Take my name for example. My Chinese name in English is Heqing Yin, but it is pronounced as Yin Heqing in Chinese, since Chinese people put last names first. Similar to English names, last names are the same as ones' fathers, and first names are given by family.


My name is written as 尹 (Yin) 荷 (He) 清 (Qing), In Chinese, each character means something so people's first names usually have a special meaning. In my name, He (荷) means lotus, and Qing (清) means clear water. Combined together, the name refers to the scene of lotus in clear water. My parents gave me the name because this scene was common in a park near my house, where they liked to go for a walk when my mother was pregnant.


Generally, international students start to learn English at a young age, and they usually get their English names from their English teachers, parents, themselves, or some characters in movies or books. Students go by their English names in these English classes. Most students expect that they will be called by their English names in a foreign country because it is easier for their teachers and students, and they would not mind that. In fact, if the sophisticated pronunciation of their Chinese names makes them harder for others to pronounce, teachers and students pronounce the Chinese characters wrong, or the pronunciation is hard to remember, Chinese students might prefer their English names for convenient reasons.

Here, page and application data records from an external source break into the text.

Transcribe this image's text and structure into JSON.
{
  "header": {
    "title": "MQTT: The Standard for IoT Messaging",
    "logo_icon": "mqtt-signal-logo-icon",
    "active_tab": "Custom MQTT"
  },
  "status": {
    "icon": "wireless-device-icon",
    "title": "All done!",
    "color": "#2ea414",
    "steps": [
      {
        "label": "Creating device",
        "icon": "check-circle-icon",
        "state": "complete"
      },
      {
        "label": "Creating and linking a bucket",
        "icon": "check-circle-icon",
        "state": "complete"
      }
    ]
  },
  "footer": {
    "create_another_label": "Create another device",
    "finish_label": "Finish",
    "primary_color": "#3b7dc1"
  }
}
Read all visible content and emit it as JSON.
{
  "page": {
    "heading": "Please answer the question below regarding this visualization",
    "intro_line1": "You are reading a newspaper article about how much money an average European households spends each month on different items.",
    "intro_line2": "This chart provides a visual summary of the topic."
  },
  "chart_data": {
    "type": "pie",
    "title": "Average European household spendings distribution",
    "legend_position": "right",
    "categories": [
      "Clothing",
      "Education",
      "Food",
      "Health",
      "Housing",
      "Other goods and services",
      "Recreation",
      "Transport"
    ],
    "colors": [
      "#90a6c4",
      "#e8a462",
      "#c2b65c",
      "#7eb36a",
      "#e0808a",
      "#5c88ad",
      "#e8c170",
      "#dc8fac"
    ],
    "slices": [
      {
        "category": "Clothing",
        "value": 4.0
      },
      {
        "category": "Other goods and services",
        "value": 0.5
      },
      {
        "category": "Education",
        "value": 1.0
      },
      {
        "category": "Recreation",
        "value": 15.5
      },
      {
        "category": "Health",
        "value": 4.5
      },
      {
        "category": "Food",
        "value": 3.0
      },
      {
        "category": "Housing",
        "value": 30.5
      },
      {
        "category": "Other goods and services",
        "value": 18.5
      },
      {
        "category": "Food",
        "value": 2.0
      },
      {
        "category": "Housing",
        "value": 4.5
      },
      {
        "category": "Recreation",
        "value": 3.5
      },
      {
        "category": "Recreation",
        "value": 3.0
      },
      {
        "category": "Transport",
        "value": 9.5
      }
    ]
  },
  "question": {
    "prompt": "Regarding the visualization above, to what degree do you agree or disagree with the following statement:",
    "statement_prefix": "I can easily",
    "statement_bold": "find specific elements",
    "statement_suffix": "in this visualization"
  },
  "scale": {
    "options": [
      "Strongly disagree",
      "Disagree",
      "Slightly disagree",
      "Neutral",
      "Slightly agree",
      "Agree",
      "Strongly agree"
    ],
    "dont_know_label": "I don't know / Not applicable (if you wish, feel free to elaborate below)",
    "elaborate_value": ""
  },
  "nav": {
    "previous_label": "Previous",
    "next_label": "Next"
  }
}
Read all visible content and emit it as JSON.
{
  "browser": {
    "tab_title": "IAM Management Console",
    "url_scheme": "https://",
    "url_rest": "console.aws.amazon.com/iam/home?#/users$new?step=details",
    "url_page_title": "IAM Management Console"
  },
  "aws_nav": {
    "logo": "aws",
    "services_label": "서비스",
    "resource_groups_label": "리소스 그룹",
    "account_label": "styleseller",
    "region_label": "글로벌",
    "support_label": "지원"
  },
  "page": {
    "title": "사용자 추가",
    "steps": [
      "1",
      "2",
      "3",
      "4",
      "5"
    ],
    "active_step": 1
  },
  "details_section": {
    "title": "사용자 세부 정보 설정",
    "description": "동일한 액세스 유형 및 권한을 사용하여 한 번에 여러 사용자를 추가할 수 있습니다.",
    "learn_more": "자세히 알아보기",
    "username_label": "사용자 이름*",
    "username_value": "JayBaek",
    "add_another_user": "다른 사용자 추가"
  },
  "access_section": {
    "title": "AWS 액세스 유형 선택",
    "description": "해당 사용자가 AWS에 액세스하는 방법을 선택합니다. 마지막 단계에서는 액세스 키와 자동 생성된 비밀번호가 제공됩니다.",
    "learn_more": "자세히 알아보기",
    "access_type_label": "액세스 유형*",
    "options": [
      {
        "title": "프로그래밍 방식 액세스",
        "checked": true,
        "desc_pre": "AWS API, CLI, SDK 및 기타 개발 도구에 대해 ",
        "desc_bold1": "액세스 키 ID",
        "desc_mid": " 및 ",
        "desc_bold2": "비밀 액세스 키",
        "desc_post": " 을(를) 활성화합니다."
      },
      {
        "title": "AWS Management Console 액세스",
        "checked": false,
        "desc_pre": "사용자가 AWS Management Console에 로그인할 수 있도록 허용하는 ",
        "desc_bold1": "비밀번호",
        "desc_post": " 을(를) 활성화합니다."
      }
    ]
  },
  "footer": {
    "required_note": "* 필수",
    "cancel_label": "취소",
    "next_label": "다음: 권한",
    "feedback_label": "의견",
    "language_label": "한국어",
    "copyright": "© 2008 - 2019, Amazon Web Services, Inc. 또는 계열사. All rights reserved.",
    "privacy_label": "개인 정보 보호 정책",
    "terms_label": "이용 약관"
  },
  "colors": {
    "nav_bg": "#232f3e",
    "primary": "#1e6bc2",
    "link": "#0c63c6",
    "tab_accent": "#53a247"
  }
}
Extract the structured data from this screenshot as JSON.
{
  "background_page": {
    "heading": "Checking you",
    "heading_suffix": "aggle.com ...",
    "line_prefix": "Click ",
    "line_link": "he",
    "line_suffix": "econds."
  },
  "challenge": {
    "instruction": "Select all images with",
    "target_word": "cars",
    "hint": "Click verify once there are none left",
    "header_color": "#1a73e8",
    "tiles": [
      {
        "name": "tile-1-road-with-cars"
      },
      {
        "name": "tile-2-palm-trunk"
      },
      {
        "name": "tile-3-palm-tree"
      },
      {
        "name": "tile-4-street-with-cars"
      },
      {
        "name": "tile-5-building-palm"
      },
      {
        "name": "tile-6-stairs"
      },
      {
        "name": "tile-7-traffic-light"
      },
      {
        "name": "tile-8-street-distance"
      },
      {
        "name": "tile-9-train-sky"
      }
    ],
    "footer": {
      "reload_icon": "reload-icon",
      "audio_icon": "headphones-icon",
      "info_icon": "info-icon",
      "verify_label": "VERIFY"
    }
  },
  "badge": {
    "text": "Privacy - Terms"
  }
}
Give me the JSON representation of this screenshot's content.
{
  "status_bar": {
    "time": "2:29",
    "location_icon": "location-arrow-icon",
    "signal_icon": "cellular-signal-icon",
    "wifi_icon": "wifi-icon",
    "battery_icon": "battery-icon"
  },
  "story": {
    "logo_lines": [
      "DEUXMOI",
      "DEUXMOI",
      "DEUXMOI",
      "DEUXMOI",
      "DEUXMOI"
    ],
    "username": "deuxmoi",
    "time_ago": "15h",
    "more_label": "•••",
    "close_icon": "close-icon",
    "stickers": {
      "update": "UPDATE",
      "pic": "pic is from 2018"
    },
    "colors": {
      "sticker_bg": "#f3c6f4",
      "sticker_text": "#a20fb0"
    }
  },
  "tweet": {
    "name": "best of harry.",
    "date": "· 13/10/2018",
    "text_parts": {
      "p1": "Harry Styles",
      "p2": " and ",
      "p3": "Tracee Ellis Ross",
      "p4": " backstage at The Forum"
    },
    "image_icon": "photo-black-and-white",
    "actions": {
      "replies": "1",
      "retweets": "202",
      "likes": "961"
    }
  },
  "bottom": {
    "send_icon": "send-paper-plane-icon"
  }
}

However, if teachers and students can remember the names well and get the pronunciation right, some Chinese students would love to go by their Chinese names as they have an emotional attachment to the names given by their culture.


With all that being said, the best way is to ask a Chinese student's preference. When you don't know a student, simply going by their English names is better than trying to pronounce their Chinese names but still getting the pronunciations wrong.